### Exercise objective
Exact copies of all the entries are required, and no pictures should appear in them.

[Items from an interface collection]
*** Begin section ***
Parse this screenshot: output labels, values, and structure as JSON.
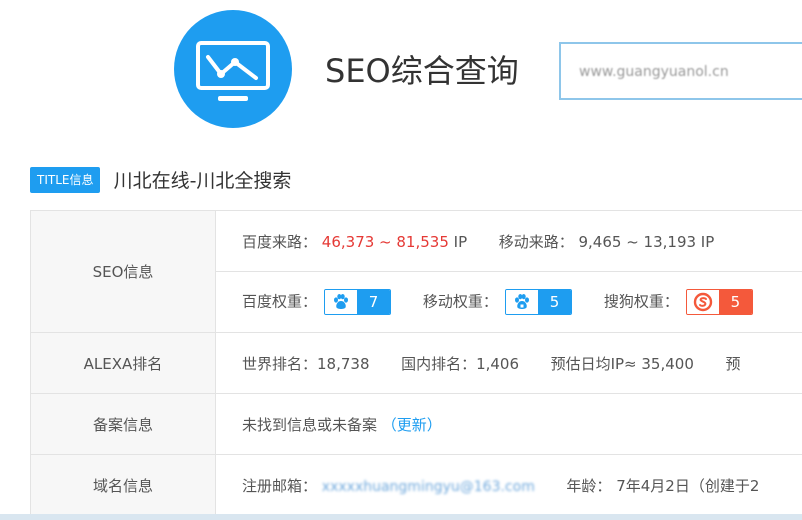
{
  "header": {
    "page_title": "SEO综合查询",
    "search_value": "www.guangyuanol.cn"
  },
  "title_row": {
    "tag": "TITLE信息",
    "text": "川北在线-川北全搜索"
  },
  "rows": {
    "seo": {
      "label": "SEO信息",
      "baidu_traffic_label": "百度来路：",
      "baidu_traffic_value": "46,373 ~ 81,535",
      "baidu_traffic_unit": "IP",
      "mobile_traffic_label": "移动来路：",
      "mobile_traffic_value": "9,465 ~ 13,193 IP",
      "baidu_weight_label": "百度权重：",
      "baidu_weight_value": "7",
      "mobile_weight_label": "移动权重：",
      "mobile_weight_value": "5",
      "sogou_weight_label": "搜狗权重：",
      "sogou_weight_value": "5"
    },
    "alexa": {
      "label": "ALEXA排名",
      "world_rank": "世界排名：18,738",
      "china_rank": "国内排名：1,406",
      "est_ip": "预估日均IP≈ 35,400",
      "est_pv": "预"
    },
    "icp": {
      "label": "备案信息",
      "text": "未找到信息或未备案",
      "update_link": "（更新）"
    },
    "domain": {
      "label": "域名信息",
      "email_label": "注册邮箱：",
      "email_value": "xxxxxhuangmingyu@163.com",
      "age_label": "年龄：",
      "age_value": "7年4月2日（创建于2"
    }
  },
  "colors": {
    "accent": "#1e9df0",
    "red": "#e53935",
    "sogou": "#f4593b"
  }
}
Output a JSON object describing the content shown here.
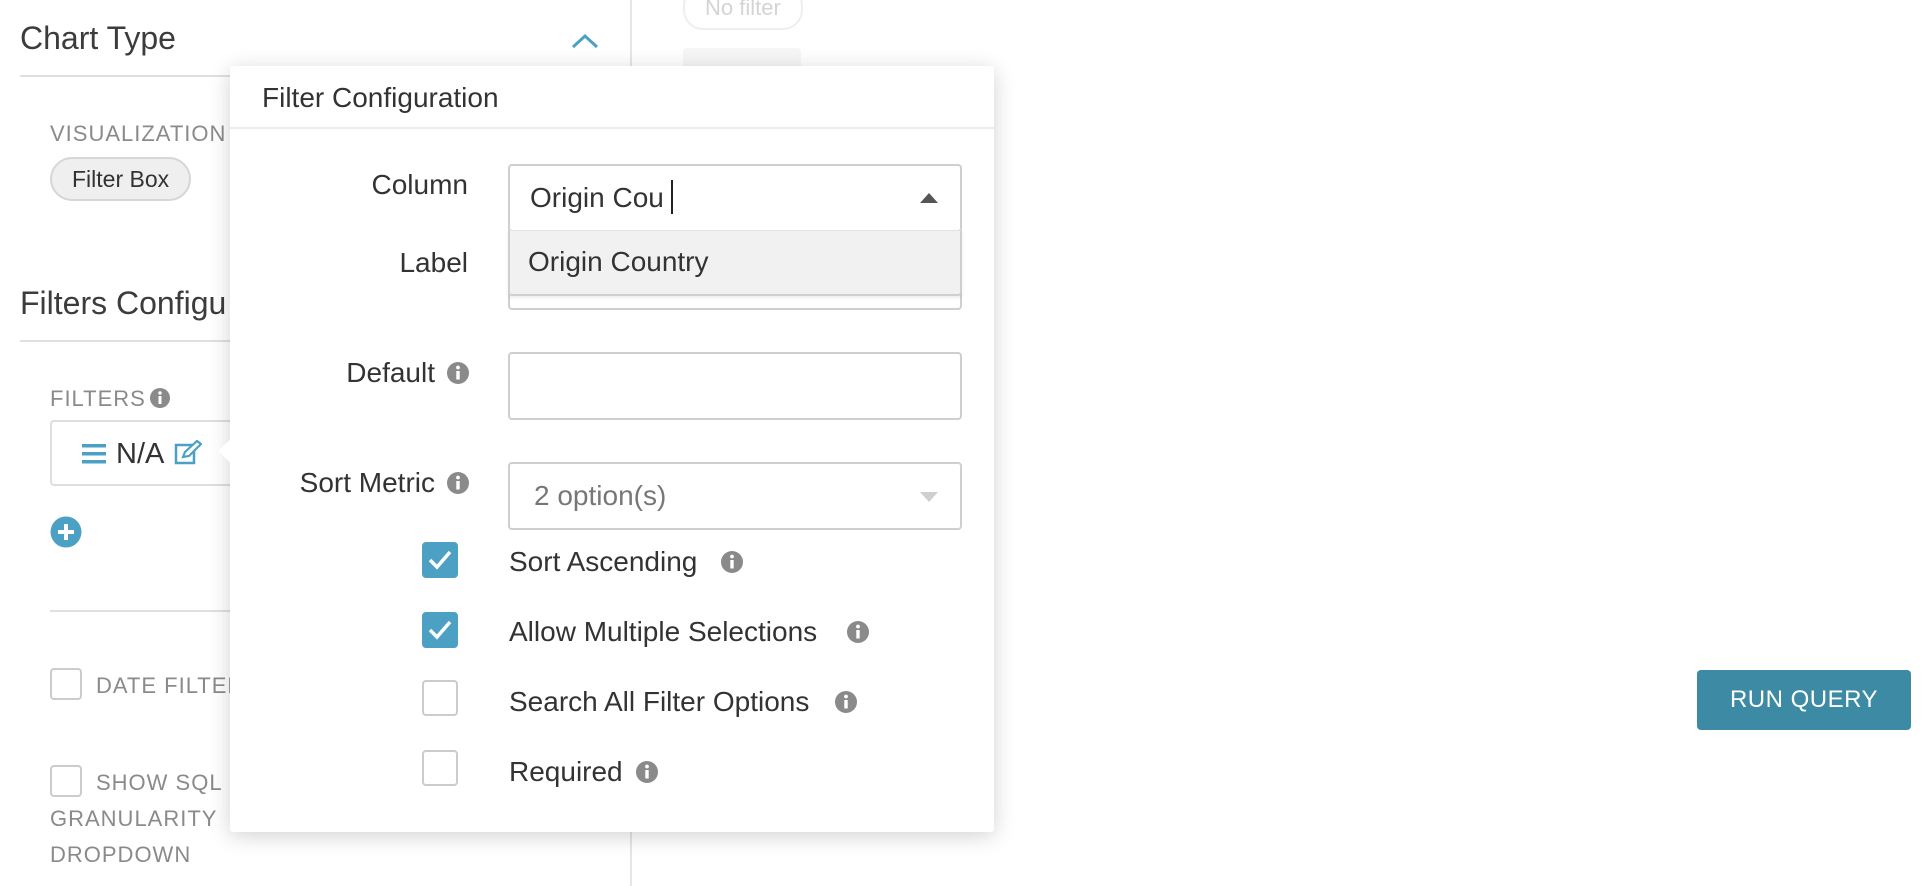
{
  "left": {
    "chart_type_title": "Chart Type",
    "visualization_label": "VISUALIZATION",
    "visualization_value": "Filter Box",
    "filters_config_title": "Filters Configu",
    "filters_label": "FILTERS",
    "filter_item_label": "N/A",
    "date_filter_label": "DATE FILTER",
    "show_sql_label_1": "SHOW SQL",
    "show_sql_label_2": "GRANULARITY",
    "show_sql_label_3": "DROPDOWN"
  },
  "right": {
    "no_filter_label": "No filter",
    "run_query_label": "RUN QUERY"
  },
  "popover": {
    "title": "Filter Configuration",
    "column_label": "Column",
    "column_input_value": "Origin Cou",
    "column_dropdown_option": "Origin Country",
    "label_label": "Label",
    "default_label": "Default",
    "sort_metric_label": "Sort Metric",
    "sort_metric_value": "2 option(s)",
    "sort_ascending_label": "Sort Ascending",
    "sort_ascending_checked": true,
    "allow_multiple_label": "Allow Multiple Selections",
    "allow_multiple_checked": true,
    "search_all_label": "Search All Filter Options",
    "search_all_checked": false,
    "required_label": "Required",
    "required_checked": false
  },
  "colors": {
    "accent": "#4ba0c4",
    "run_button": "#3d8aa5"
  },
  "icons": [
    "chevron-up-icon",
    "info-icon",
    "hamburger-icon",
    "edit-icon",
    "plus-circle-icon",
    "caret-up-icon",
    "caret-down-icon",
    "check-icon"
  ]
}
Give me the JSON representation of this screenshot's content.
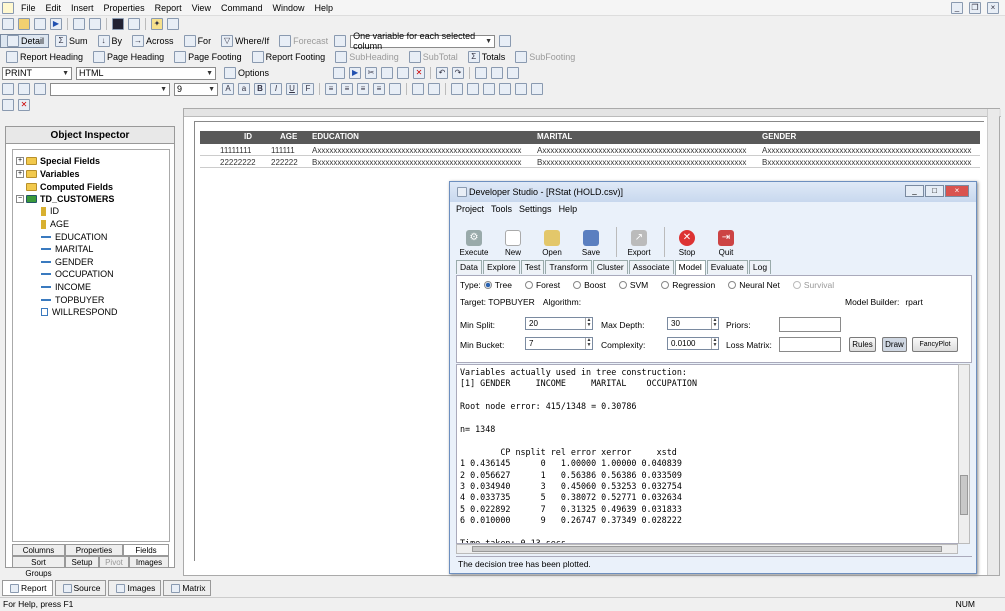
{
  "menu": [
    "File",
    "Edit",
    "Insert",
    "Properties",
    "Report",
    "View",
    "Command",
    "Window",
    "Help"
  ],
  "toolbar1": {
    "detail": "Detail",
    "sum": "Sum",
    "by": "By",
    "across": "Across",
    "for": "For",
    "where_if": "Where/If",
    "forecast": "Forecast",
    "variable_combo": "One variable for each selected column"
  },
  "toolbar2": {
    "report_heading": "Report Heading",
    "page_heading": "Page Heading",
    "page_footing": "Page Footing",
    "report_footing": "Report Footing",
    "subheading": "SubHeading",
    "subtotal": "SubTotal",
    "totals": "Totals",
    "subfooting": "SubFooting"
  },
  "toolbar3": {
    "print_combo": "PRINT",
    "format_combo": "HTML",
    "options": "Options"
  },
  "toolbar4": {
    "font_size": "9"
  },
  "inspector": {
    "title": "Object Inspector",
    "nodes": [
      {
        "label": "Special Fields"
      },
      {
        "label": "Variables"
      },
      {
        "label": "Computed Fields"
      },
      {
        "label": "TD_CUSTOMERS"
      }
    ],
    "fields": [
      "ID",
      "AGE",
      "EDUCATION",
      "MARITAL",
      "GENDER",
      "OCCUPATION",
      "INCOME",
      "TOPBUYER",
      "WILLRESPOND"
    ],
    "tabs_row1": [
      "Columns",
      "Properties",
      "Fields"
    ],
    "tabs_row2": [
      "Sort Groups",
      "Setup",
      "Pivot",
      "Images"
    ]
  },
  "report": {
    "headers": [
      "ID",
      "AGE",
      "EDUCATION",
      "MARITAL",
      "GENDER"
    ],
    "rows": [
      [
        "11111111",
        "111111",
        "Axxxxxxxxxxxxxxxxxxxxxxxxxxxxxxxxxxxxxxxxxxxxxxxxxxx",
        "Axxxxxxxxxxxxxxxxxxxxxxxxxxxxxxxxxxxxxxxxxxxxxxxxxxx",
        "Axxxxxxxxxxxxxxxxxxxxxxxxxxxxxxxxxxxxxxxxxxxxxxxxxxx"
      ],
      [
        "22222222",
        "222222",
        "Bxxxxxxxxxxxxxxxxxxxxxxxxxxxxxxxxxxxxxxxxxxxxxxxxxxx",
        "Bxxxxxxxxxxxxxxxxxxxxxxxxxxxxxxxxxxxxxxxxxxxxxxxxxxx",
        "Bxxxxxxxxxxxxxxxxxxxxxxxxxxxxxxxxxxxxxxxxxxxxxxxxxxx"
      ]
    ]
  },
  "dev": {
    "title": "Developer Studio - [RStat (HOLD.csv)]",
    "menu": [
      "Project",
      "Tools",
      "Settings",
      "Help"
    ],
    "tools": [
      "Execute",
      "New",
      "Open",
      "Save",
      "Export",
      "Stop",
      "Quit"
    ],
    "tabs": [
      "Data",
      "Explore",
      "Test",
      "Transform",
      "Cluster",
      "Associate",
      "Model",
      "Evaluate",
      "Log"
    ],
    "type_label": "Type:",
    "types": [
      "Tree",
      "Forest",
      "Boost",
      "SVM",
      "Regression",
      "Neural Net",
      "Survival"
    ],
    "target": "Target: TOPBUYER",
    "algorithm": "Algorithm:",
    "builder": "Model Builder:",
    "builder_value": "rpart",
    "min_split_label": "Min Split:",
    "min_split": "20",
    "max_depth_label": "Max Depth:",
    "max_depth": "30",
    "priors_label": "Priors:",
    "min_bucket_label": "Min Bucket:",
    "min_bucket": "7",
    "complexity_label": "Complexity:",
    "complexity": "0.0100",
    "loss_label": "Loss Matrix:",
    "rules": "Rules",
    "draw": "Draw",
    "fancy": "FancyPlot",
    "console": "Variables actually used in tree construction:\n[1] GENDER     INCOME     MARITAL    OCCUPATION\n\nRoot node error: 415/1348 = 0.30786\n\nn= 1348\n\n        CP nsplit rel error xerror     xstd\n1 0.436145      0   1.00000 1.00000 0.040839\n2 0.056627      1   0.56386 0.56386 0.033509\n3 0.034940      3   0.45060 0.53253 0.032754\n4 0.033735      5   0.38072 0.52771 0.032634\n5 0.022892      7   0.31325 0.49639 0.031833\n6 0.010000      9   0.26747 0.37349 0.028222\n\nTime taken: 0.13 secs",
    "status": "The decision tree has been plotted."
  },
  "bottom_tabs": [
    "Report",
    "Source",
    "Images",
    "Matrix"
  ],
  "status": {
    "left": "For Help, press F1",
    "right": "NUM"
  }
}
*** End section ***
### Solution
Parse this screenshot: output labels, values, and structure as JSON.
{
  "header": {
    "page_title": "SEO综合查询",
    "search_value": "www.guangyuanol.cn"
  },
  "title_row": {
    "tag": "TITLE信息",
    "text": "川北在线-川北全搜索"
  },
  "rows": {
    "seo": {
      "label": "SEO信息",
      "baidu_traffic_label": "百度来路：",
      "baidu_traffic_value": "46,373 ~ 81,535",
      "baidu_traffic_unit": "IP",
      "mobile_traffic_label": "移动来路：",
      "mobile_traffic_value": "9,465 ~ 13,193 IP",
      "baidu_weight_label": "百度权重：",
      "baidu_weight_value": "7",
      "mobile_weight_label": "移动权重：",
      "mobile_weight_value": "5",
      "sogou_weight_label": "搜狗权重：",
      "sogou_weight_value": "5"
    },
    "alexa": {
      "label": "ALEXA排名",
      "world_rank": "世界排名：18,738",
      "china_rank": "国内排名：1,406",
      "est_ip": "预估日均IP≈ 35,400",
      "est_pv": "预"
    },
    "icp": {
      "label": "备案信息",
      "text": "未找到信息或未备案",
      "update_link": "（更新）"
    },
    "domain": {
      "label": "域名信息",
      "email_label": "注册邮箱：",
      "email_value": "xxxxxhuangmingyu@163.com",
      "age_label": "年龄：",
      "age_value": "7年4月2日（创建于2"
    }
  },
  "colors": {
    "accent": "#1e9df0",
    "red": "#e53935",
    "sogou": "#f4593b"
  }
}
Output a JSON object describing the content shown here.
{
  "left": {
    "chart_type_title": "Chart Type",
    "visualization_label": "VISUALIZATION",
    "visualization_value": "Filter Box",
    "filters_config_title": "Filters Configu",
    "filters_label": "FILTERS",
    "filter_item_label": "N/A",
    "date_filter_label": "DATE FILTER",
    "show_sql_label_1": "SHOW SQL",
    "show_sql_label_2": "GRANULARITY",
    "show_sql_label_3": "DROPDOWN"
  },
  "right": {
    "no_filter_label": "No filter",
    "run_query_label": "RUN QUERY"
  },
  "popover": {
    "title": "Filter Configuration",
    "column_label": "Column",
    "column_input_value": "Origin Cou",
    "column_dropdown_option": "Origin Country",
    "label_label": "Label",
    "default_label": "Default",
    "sort_metric_label": "Sort Metric",
    "sort_metric_value": "2 option(s)",
    "sort_ascending_label": "Sort Ascending",
    "sort_ascending_checked": true,
    "allow_multiple_label": "Allow Multiple Selections",
    "allow_multiple_checked": true,
    "search_all_label": "Search All Filter Options",
    "search_all_checked": false,
    "required_label": "Required",
    "required_checked": false
  },
  "colors": {
    "accent": "#4ba0c4",
    "run_button": "#3d8aa5"
  },
  "icons": [
    "chevron-up-icon",
    "info-icon",
    "hamburger-icon",
    "edit-icon",
    "plus-circle-icon",
    "caret-up-icon",
    "caret-down-icon",
    "check-icon"
  ]
}
Give me the JSON representation of this screenshot's content.
{
  "menu": [
    "File",
    "Edit",
    "Insert",
    "Properties",
    "Report",
    "View",
    "Command",
    "Window",
    "Help"
  ],
  "toolbar1": {
    "detail": "Detail",
    "sum": "Sum",
    "by": "By",
    "across": "Across",
    "for": "For",
    "where_if": "Where/If",
    "forecast": "Forecast",
    "variable_combo": "One variable for each selected column"
  },
  "toolbar2": {
    "report_heading": "Report Heading",
    "page_heading": "Page Heading",
    "page_footing": "Page Footing",
    "report_footing": "Report Footing",
    "subheading": "SubHeading",
    "subtotal": "SubTotal",
    "totals": "Totals",
    "subfooting": "SubFooting"
  },
  "toolbar3": {
    "print_combo": "PRINT",
    "format_combo": "HTML",
    "options": "Options"
  },
  "toolbar4": {
    "font_size": "9"
  },
  "inspector": {
    "title": "Object Inspector",
    "nodes": [
      {
        "label": "Special Fields"
      },
      {
        "label": "Variables"
      },
      {
        "label": "Computed Fields"
      },
      {
        "label": "TD_CUSTOMERS"
      }
    ],
    "fields": [
      "ID",
      "AGE",
      "EDUCATION",
      "MARITAL",
      "GENDER",
      "OCCUPATION",
      "INCOME",
      "TOPBUYER",
      "WILLRESPOND"
    ],
    "tabs_row1": [
      "Columns",
      "Properties",
      "Fields"
    ],
    "tabs_row2": [
      "Sort Groups",
      "Setup",
      "Pivot",
      "Images"
    ]
  },
  "report": {
    "headers": [
      "ID",
      "AGE",
      "EDUCATION",
      "MARITAL",
      "GENDER"
    ],
    "rows": [
      [
        "11111111",
        "111111",
        "Axxxxxxxxxxxxxxxxxxxxxxxxxxxxxxxxxxxxxxxxxxxxxxxxxxx",
        "Axxxxxxxxxxxxxxxxxxxxxxxxxxxxxxxxxxxxxxxxxxxxxxxxxxx",
        "Axxxxxxxxxxxxxxxxxxxxxxxxxxxxxxxxxxxxxxxxxxxxxxxxxxx"
      ],
      [
        "22222222",
        "222222",
        "Bxxxxxxxxxxxxxxxxxxxxxxxxxxxxxxxxxxxxxxxxxxxxxxxxxxx",
        "Bxxxxxxxxxxxxxxxxxxxxxxxxxxxxxxxxxxxxxxxxxxxxxxxxxxx",
        "Bxxxxxxxxxxxxxxxxxxxxxxxxxxxxxxxxxxxxxxxxxxxxxxxxxxx"
      ]
    ]
  },
  "dev": {
    "title": "Developer Studio - [RStat (HOLD.csv)]",
    "menu": [
      "Project",
      "Tools",
      "Settings",
      "Help"
    ],
    "tools": [
      "Execute",
      "New",
      "Open",
      "Save",
      "Export",
      "Stop",
      "Quit"
    ],
    "tabs": [
      "Data",
      "Explore",
      "Test",
      "Transform",
      "Cluster",
      "Associate",
      "Model",
      "Evaluate",
      "Log"
    ],
    "type_label": "Type:",
    "types": [
      "Tree",
      "Forest",
      "Boost",
      "SVM",
      "Regression",
      "Neural Net",
      "Survival"
    ],
    "target": "Target: TOPBUYER",
    "algorithm": "Algorithm:",
    "builder": "Model Builder:",
    "builder_value": "rpart",
    "min_split_label": "Min Split:",
    "min_split": "20",
    "max_depth_label": "Max Depth:",
    "max_depth": "30",
    "priors_label": "Priors:",
    "min_bucket_label": "Min Bucket:",
    "min_bucket": "7",
    "complexity_label": "Complexity:",
    "complexity": "0.0100",
    "loss_label": "Loss Matrix:",
    "rules": "Rules",
    "draw": "Draw",
    "fancy": "FancyPlot",
    "console": "Variables actually used in tree construction:\n[1] GENDER     INCOME     MARITAL    OCCUPATION\n\nRoot node error: 415/1348 = 0.30786\n\nn= 1348\n\n        CP nsplit rel error xerror     xstd\n1 0.436145      0   1.00000 1.00000 0.040839\n2 0.056627      1   0.56386 0.56386 0.033509\n3 0.034940      3   0.45060 0.53253 0.032754\n4 0.033735      5   0.38072 0.52771 0.032634\n5 0.022892      7   0.31325 0.49639 0.031833\n6 0.010000      9   0.26747 0.37349 0.028222\n\nTime taken: 0.13 secs",
    "status": "The decision tree has been plotted."
  },
  "bottom_tabs": [
    "Report",
    "Source",
    "Images",
    "Matrix"
  ],
  "status": {
    "left": "For Help, press F1",
    "right": "NUM"
  }
}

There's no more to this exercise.